It is hard for me to relate to the event of 9-11. It has done little to change my thoughts but has only come into my view because of all the effects it has had on other people and the events it has precipitated. Whereas for some people 9-11 "changed everything," for me nothing changed. Or perhaps more to the point, Bush's reaction to 9-11 may change everything. Terrorism works, that is to the extent it works, because we value our own lives and fear the loss of them above all. I believe that terrorism alone cannot defeat America, but America's response to terrorism might.

In my mind there is some vague and not as yet well formed idea about how Western, and in particular, American culture, has arisen to over-value the role of the individual above the group. Perhaps this dates to the Civil War when conscription was first required as not enough people were willing to volunteer to die for an idea. Now I fear that we have reached a point where we are only willing to give the lives of other people to defend our "blessed way of life".

It seems to me, if we are truly willing to die for America, then we must accept death, even at the hands of terrorists, when to thwart such attacks would kill the idea of America. This is not a message of appeasement, but nor is it a message to brave shopping at the mall while under a code orange alert.

The value of the individual is expressed in sports, entertainment, and business in the rewarding of the few without regard for the role of the group in that success. Even as Kobe Bryant scores 55 points, the overall NBA shooting percentages and total scores decline. Executive compensation rises and the disparity between executive and worker pay grows even as corporate performance declines and in a surprising number of cases is found to be illegal. The individual is prized to the point where we want him (and it's mostly him) to keep his wealth even after he's dead.
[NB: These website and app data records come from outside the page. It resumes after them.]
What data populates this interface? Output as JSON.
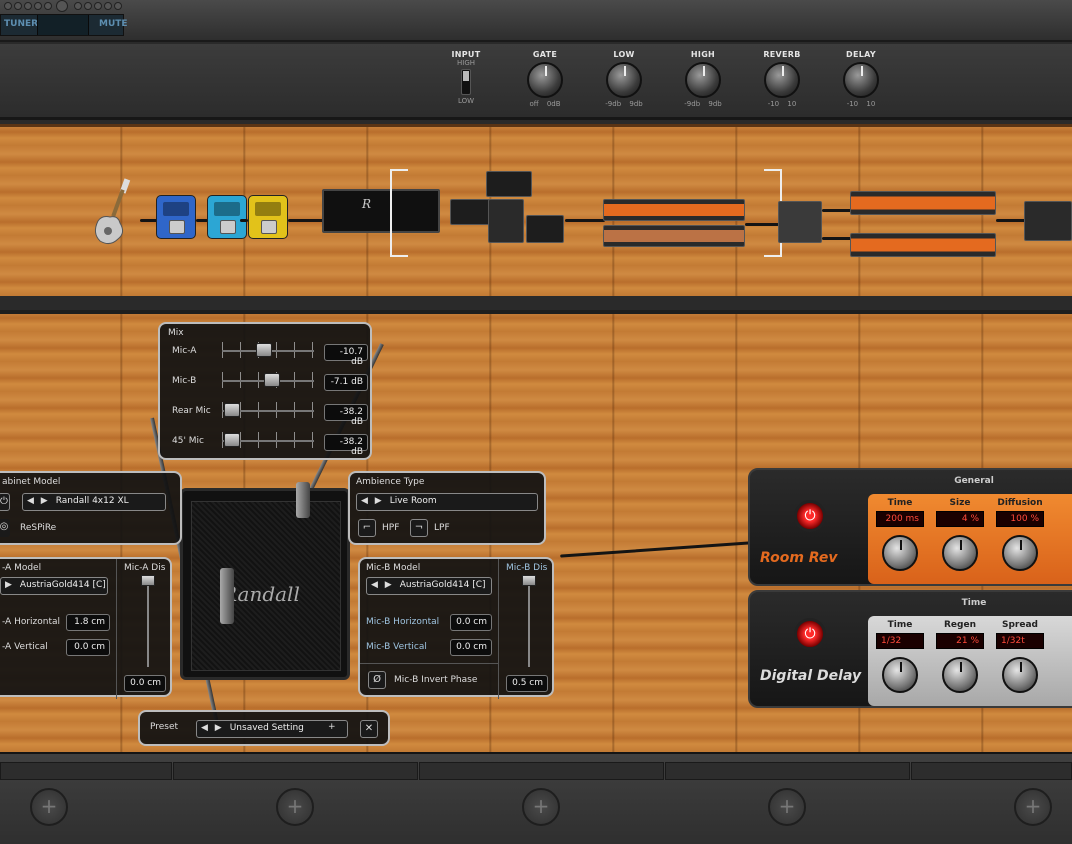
{
  "topbar": {
    "tuner_label": "TUNER",
    "mute_label": "MUTE"
  },
  "input_strip": {
    "input": {
      "label": "INPUT",
      "high": "HIGH",
      "low": "LOW"
    },
    "knobs": [
      {
        "label": "GATE",
        "range": "off 0dB"
      },
      {
        "label": "LOW",
        "range": "-9db 9db"
      },
      {
        "label": "HIGH",
        "range": "-9db 9db"
      },
      {
        "label": "REVERB",
        "range": "-10 10"
      },
      {
        "label": "DELAY",
        "range": "-10 10"
      }
    ]
  },
  "mix": {
    "title": "Mix",
    "rows": [
      {
        "label": "Mic-A",
        "value": "-10.7 dB",
        "level": 0.45
      },
      {
        "label": "Mic-B",
        "value": "-7.1 dB",
        "level": 0.55
      },
      {
        "label": "Rear Mic",
        "value": "-38.2 dB",
        "level": 0.02
      },
      {
        "label": "45' Mic",
        "value": "-38.2 dB",
        "level": 0.02
      }
    ]
  },
  "cabinet": {
    "title": "abinet Model",
    "model": "Randall 4x12 XL",
    "respire": "ReSPiRe",
    "logo": "Randall"
  },
  "ambience": {
    "title": "Ambience Type",
    "value": "Live Room",
    "hpf": "HPF",
    "lpf": "LPF"
  },
  "mic_a": {
    "model_title": "-A Model",
    "model": "AustriaGold414 [C]",
    "dist_title": "Mic-A Dis",
    "horizontal_label": "-A Horizontal",
    "horizontal": "1.8 cm",
    "vertical_label": "-A Vertical",
    "vertical": "0.0 cm",
    "distance": "0.0 cm"
  },
  "mic_b": {
    "model_title": "Mic-B Model",
    "model": "AustriaGold414 [C]",
    "dist_title": "Mic-B Dis",
    "horizontal_label": "Mic-B Horizontal",
    "horizontal": "0.0 cm",
    "vertical_label": "Mic-B Vertical",
    "vertical": "0.0 cm",
    "invert_label": "Mic-B Invert Phase",
    "distance": "0.5 cm"
  },
  "preset": {
    "label": "Preset",
    "value": "Unsaved Setting",
    "plus": "+",
    "close": "✕"
  },
  "room_rev": {
    "name": "Room Rev",
    "section": "General",
    "params": [
      {
        "label": "Time",
        "value": "200 ms"
      },
      {
        "label": "Size",
        "value": "4 %"
      },
      {
        "label": "Diffusion",
        "value": "100 %"
      }
    ]
  },
  "digital_delay": {
    "name": "Digital Delay",
    "section": "Time",
    "params": [
      {
        "label": "Time",
        "value": "1/32"
      },
      {
        "label": "Regen",
        "value": "21 %"
      },
      {
        "label": "Spread",
        "value": "1/32t"
      }
    ]
  },
  "bottom": {
    "add_symbol": "+"
  },
  "colors": {
    "accent_orange": "#e46a1f",
    "led_red": "#ff2a2a",
    "panel_border": "#bdbdbd"
  }
}
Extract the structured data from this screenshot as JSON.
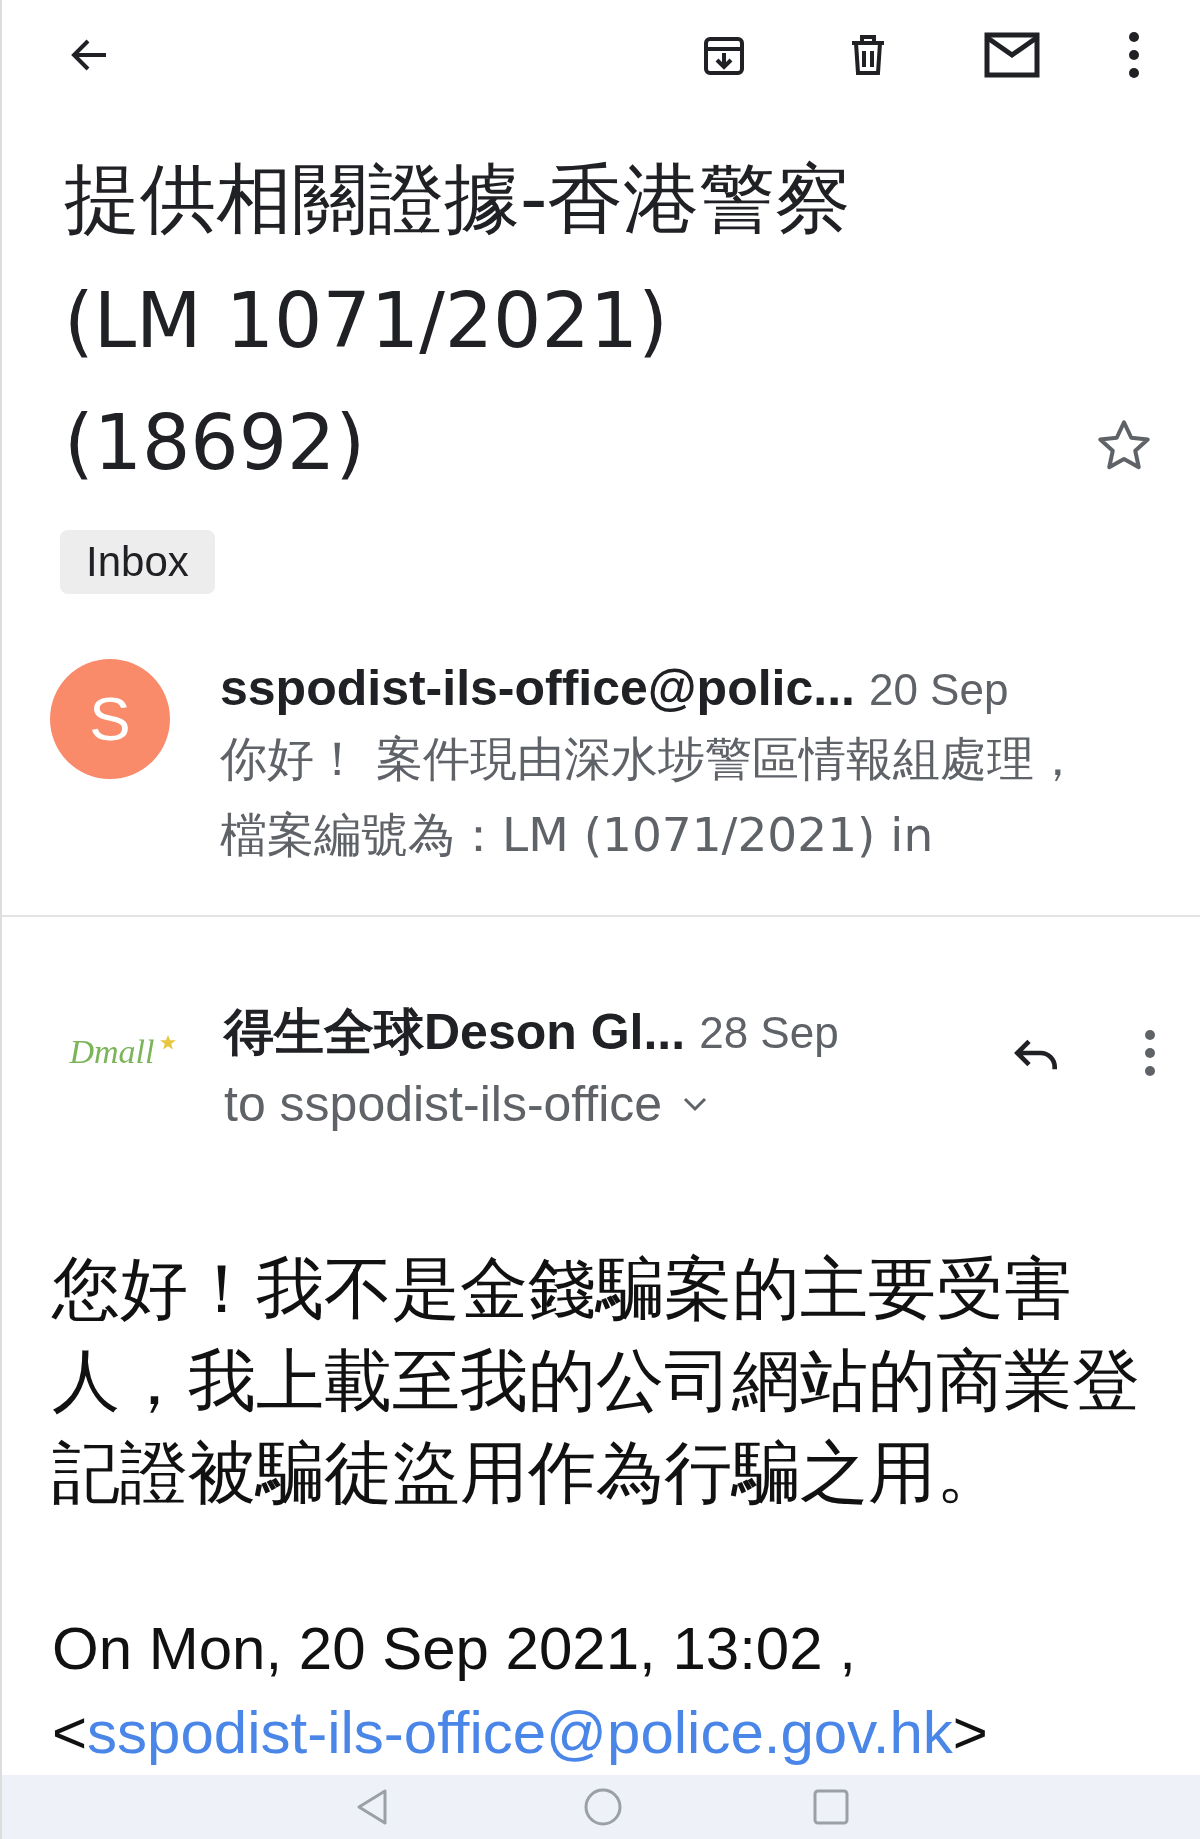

Here is a generation that does not even care what America can do for them, but instead what can they do for themselves. We are all "an army of one."

With the over-valuing of the individual comes hubris and certitude. I know, I suffer from it. Worse, as the recent economic bubble may have demonstrated, the reverse may be true. With hubris and certitude may come over-valuation. I believe we see this in today's Whitehouse. A generation of MBAs with too many answers and not enough questions. Linear thinkers in a non-linear world. Is it not the same arrogant optimism that enables someone to propose to revolutionize an industry they have no experience with by adding a ".com" to the terminus of the thought, and the proposal to reshape a whole region of the world? Iraq.gov.us. This may be the triumph of enlightenment and the end of civilization.

Marc Auerbach
Cupertino, CA
March, 2003